> _What you need to do_:
Go through the records below line by line. Count the lines with "true" and give the count alone.

> _Records for this task_:
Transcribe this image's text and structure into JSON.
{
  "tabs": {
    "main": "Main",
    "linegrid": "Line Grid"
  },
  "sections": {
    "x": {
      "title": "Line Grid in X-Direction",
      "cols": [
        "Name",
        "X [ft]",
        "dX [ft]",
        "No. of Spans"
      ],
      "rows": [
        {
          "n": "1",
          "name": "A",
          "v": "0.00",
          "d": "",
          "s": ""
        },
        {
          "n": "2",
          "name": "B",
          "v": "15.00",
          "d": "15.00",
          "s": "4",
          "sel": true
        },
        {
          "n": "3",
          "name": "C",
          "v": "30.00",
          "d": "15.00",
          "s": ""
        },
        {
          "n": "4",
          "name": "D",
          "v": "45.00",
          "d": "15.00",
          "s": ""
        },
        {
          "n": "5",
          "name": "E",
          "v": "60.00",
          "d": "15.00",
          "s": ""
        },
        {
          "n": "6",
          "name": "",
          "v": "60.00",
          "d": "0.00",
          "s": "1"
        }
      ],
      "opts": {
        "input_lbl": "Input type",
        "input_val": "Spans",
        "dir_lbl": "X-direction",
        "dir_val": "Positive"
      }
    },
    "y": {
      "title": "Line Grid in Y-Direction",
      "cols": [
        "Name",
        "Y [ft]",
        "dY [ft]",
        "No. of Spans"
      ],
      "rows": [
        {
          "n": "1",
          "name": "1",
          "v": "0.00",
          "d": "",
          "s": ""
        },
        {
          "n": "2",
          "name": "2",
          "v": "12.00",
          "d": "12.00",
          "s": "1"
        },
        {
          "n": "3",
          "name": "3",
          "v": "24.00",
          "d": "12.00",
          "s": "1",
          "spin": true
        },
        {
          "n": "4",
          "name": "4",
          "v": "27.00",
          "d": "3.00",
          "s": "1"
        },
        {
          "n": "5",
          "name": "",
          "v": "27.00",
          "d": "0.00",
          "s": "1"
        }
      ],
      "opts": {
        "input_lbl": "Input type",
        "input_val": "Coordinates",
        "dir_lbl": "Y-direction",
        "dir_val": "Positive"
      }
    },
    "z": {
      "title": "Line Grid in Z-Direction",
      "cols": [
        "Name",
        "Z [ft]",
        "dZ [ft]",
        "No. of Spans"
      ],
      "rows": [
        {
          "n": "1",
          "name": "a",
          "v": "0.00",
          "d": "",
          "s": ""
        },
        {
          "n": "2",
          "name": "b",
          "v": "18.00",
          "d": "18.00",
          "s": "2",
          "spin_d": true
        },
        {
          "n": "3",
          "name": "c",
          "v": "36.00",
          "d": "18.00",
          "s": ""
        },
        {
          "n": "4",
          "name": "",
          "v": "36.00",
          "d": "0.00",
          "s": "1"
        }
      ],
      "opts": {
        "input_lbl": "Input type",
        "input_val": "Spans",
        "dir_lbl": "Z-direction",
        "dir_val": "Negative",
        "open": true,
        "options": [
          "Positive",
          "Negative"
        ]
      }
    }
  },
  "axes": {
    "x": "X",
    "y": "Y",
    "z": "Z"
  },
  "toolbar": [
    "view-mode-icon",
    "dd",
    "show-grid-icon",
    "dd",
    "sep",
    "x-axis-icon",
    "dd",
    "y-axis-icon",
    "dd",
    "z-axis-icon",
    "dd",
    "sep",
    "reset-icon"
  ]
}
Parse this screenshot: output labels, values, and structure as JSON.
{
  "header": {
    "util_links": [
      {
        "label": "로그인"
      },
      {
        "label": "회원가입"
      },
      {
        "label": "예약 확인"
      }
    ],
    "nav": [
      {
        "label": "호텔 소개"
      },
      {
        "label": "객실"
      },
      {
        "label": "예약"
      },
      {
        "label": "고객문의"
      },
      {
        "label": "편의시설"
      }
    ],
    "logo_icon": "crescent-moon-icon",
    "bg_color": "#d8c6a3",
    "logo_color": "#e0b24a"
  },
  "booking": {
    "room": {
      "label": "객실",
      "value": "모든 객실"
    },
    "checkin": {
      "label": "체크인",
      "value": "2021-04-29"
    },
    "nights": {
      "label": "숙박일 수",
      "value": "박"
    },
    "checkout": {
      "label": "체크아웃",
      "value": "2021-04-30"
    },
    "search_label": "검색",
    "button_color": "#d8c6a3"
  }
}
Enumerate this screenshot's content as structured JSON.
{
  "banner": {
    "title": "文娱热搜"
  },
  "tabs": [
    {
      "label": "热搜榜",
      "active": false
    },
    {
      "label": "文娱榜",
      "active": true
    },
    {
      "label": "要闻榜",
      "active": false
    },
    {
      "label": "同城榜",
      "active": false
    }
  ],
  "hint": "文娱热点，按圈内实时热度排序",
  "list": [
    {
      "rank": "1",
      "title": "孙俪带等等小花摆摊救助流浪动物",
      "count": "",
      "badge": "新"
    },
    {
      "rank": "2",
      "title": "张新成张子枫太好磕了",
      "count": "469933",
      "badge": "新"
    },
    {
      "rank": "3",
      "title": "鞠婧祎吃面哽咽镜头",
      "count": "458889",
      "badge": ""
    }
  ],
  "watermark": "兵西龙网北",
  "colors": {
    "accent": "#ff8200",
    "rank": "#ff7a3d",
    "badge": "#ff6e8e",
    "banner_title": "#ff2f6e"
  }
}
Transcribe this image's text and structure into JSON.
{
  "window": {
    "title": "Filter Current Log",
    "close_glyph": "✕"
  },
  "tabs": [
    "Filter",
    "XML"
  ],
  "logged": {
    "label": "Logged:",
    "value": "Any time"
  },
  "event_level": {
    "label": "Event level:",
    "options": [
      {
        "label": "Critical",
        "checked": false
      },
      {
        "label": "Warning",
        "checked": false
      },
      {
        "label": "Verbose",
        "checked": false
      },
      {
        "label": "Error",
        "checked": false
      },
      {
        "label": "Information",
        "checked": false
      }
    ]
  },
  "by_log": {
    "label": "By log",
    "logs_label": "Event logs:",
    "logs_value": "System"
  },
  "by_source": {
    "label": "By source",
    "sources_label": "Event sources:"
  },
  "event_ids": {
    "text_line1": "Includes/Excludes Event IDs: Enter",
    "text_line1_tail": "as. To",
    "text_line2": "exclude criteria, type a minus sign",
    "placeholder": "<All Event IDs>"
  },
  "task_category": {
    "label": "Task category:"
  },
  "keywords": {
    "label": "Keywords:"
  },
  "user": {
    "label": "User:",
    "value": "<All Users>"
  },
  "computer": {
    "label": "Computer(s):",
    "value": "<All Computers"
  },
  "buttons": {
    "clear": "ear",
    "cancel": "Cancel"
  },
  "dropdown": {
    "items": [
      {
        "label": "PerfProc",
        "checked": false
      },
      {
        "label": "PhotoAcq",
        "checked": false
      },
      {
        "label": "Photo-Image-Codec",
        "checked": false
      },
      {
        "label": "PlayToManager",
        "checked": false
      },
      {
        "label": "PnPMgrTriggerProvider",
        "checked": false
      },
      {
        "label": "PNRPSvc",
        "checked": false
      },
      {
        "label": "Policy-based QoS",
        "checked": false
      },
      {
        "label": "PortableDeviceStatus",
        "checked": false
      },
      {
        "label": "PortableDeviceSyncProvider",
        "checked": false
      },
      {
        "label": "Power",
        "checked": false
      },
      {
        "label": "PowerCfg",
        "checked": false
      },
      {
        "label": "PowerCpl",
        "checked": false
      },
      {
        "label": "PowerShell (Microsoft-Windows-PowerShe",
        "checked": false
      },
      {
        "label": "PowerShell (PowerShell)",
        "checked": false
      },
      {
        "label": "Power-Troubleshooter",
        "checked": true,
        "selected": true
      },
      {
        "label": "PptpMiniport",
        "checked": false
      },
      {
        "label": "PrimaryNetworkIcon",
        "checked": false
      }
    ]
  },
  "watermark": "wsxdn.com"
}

> _Output_:
7